The complexity of the interactions between an organism and its environment creates a variety of behavioral choices. It is essential for survival across the animal kingdom to make appropriate choices depending on the environmental context and the internal state and this process often goes awry in human neuropshychiatric disorders. Despite the importance of this brain function, how decision-making is implemented in the nervous system by specific circuits remains a significant gap in our knowledge. Many actions are physically mutually exclusive so competitive interactions must exist to enable the selection of one behavior and concomitant full suppression of all alternatives. Often, behaviors are not single actions but multiple actions organized into sequences that allow the animals to achieve their goals. Therefore mechanisms must be in place to regulate the transition between different behaviors in a sequence. Here again the network architecture underlying the generation of action sequences is not known with synaptic resolution, despite the relevance of this process human health. The difficulty in determining the detailed network architectures underlying computations involved in decision-making and sequence generation is primarily due to the challenges in mapping connectivity between neurons with synaptic resolution and establishing causality between neurons and behaviors with cellular resolution with the approaches and model systems used.

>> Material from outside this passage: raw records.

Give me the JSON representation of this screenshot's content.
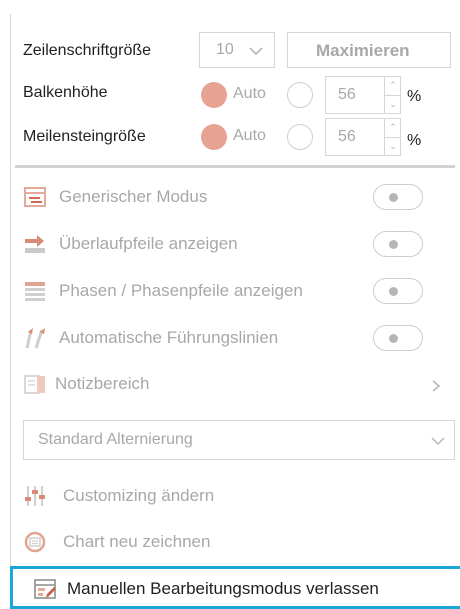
{
  "settings": {
    "font_size_label": "Zeilenschriftgröße",
    "font_size_value": "10",
    "maximize_label": "Maximieren",
    "bar_height_label": "Balkenhöhe",
    "bar_height_auto": "Auto",
    "bar_height_value": "56",
    "bar_height_unit": "%",
    "milestone_label": "Meilensteingröße",
    "milestone_auto": "Auto",
    "milestone_value": "56",
    "milestone_unit": "%"
  },
  "options": [
    {
      "label": "Generischer Modus",
      "icon": "generic-mode-icon",
      "toggle": "off"
    },
    {
      "label": "Überlaufpfeile anzeigen",
      "icon": "overflow-arrows-icon",
      "toggle": "off"
    },
    {
      "label": "Phasen / Phasenpfeile anzeigen",
      "icon": "phases-icon",
      "toggle": "off"
    },
    {
      "label": "Automatische Führungslinien",
      "icon": "guide-lines-icon",
      "toggle": "off"
    }
  ],
  "notes": {
    "label": "Notizbereich",
    "icon": "notes-icon",
    "chevron": "chevron-right-icon"
  },
  "alternation": {
    "value": "Standard Alternierung",
    "chevron": "chevron-down-icon"
  },
  "actions": [
    {
      "label": "Customizing ändern",
      "icon": "customize-icon"
    },
    {
      "label": "Chart neu zeichnen",
      "icon": "redraw-chart-icon"
    },
    {
      "label": "Manuellen Bearbeitungsmodus verlassen",
      "icon": "manual-edit-icon"
    }
  ],
  "colors": {
    "accent": "#1aa8d8",
    "radio_selected": "#e6a292",
    "disabled_text": "#a8a8a8"
  }
}
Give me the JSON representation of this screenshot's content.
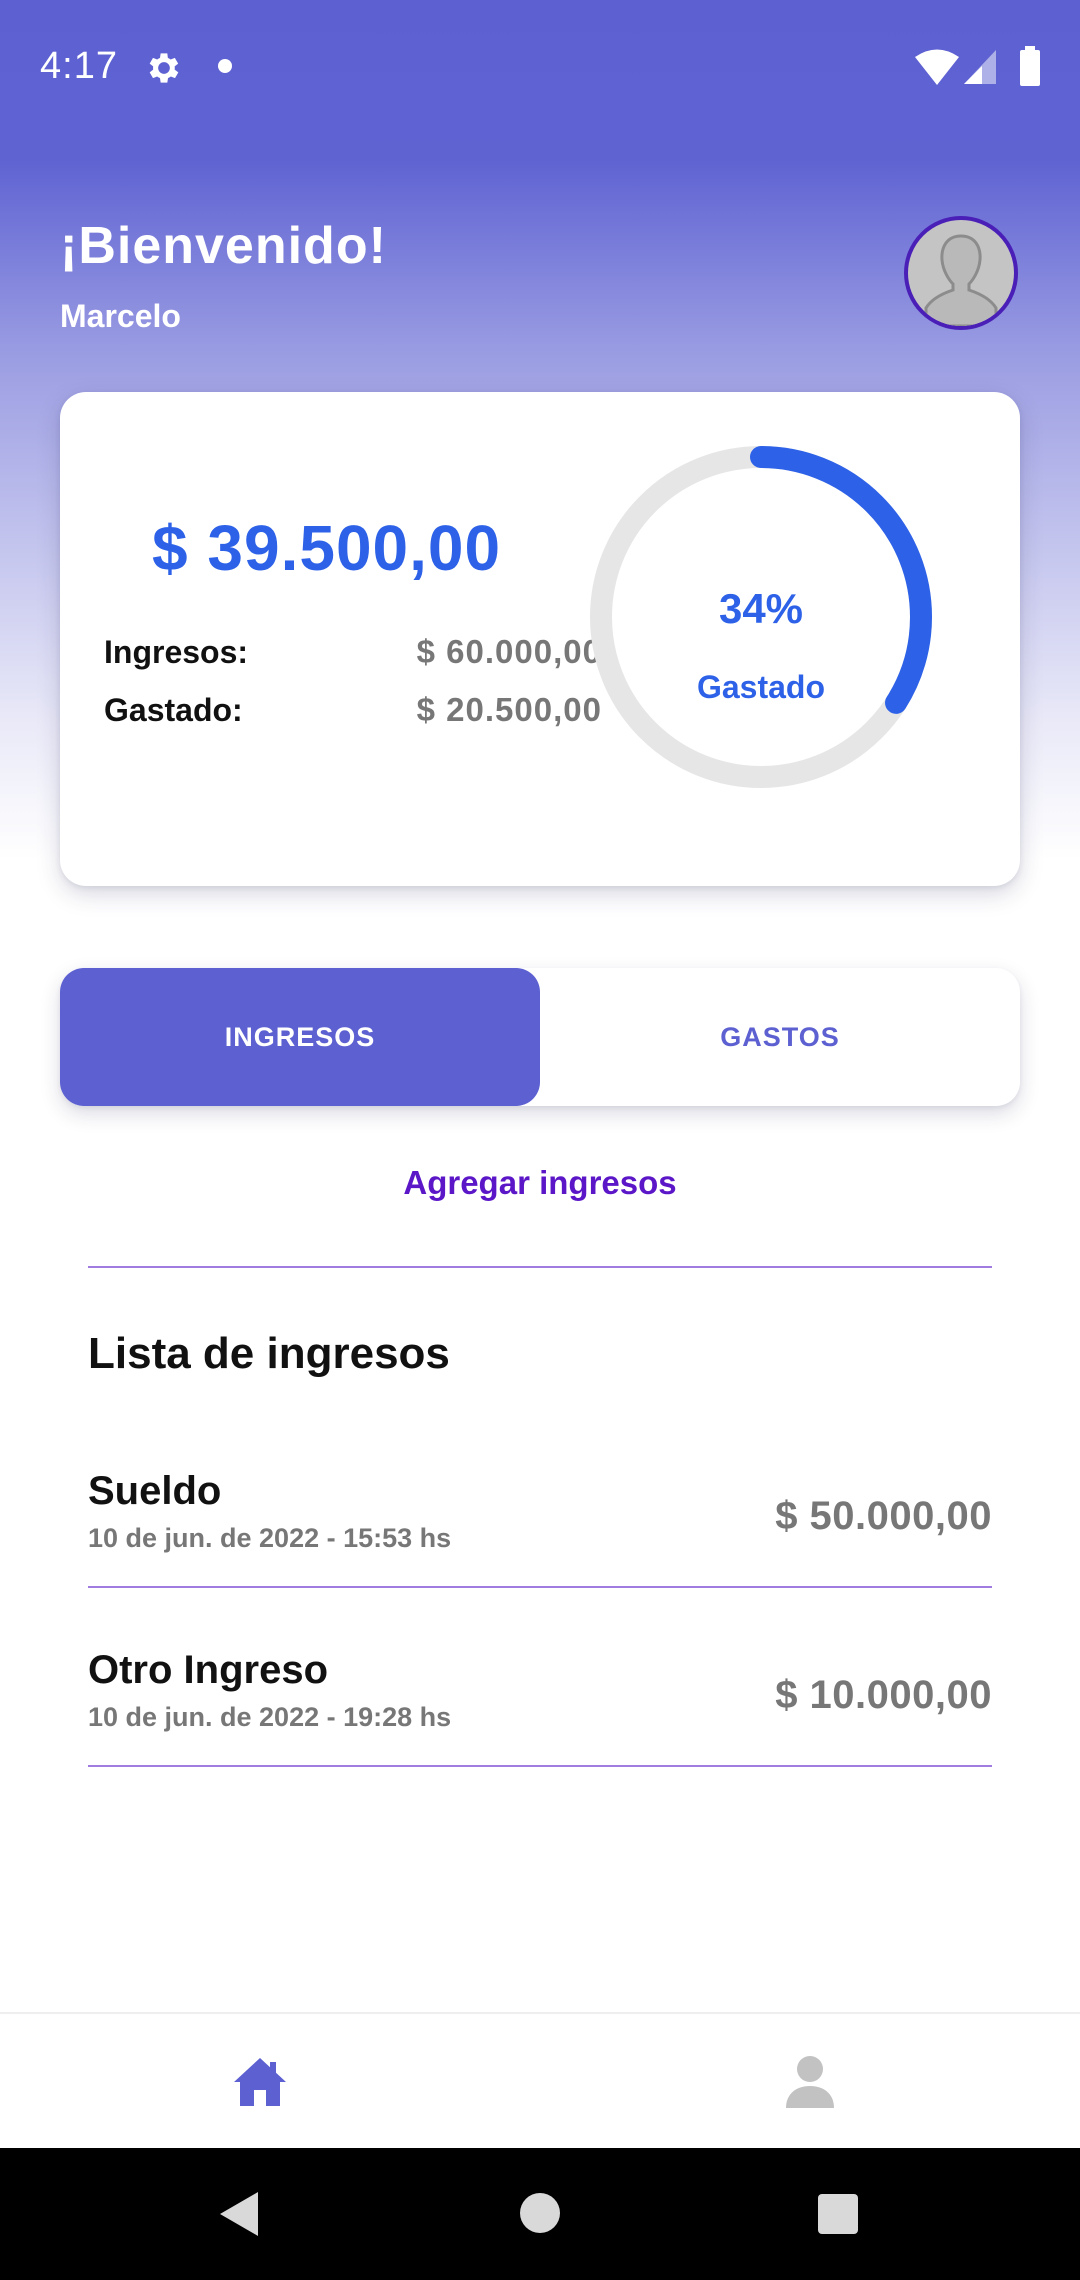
{
  "status_bar": {
    "time": "4:17",
    "icons": [
      "gear-icon",
      "notification-dot",
      "wifi-icon",
      "signal-icon",
      "battery-icon"
    ]
  },
  "header": {
    "title": "¡Bienvenido!",
    "user_name": "Marcelo",
    "avatar_icon": "user-silhouette-icon"
  },
  "summary": {
    "balance": "$ 39.500,00",
    "rows": [
      {
        "label": "Ingresos:",
        "value": "$ 60.000,00"
      },
      {
        "label": "Gastado:",
        "value": "$ 20.500,00"
      }
    ],
    "progress_fraction": 0.34,
    "progress_text": "34%",
    "progress_caption": "Gastado"
  },
  "tabs": [
    {
      "label": "INGRESOS",
      "active": true
    },
    {
      "label": "GASTOS",
      "active": false
    }
  ],
  "add_link": "Agregar ingresos",
  "list": {
    "title": "Lista de ingresos",
    "items": [
      {
        "name": "Sueldo",
        "date": "10 de jun. de 2022 - 15:53 hs",
        "amount": "$ 50.000,00"
      },
      {
        "name": "Otro Ingreso",
        "date": "10 de jun. de 2022 - 19:28 hs",
        "amount": "$ 10.000,00"
      }
    ]
  },
  "bottom_nav": {
    "items": [
      "home-icon",
      "profile-icon"
    ],
    "active": "home-icon"
  },
  "colors": {
    "primary": "#5c60d1",
    "accent_blue": "#2d62e8",
    "link_purple": "#5b16c8",
    "divider": "#a07be0",
    "ring_track": "#e6e6e6"
  }
}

We propose to study circuit mechanisms of selection, repression and transitions between actions and fill the above described knowledge gap. Our multidisciplinary approach will combine neural manipulation during behavior, electron microscopy (EM) reconstruction of neuronal connectivity with synaptic resolution and recording of neuronal activity in the tractable model system, the Drosophila larva. These questions will be addressed comprehensively by studying the circuitry underlying larval behavioral response to mechanical stimuli in a variety of contexts and across the entire nervous system. We will investigate 1) how the sensory context and internal state of the animal modulate behavioral choice 2) how competitive interactions between opposing options are implemented across the nervous system and 3) how transitions between actions are controlled to generate flexible behavioral sequences. We aim at determining with unprecedented resolution the network architectures and circuit mechanisms underlying competitive interactions and sequence transitions. The identification of circuit motifs and basic principles of behavioral choice and sequence implementation in the tractable genetic model system will lay the basis for future investigations in larger, more complex systems. Identifying the circuit mechanisms underlying decision-making and sequence generation will provide the groundwork for developing treatments for disease in which these processes are impaired, that are circuit-specific and thus with fewer side effects. It will also provide the basis for studying the roles of genes in identified circuit elements in the future and thus extending these studies to understanding the genetic basis of decision-making and the generation of sequences and potentially the genes that could cause circuit defects that give rise to impairment of decision-making and sequence generation in disease.
Madame Tihana Jovanic (Institut des Neurosciences Paris Saclay (Neuro-PSI))
The author of this summary is the project coordinator, who is responsible for the content of this summary. The ANR declines any responsibility as for its contents.
Neuro-PSI Institut des Neurosciences Paris Saclay (Neuro-PSI)
Help of the ANR 296,615 euros
Beginning and duration of the scientific project: November 2018 - 36 Months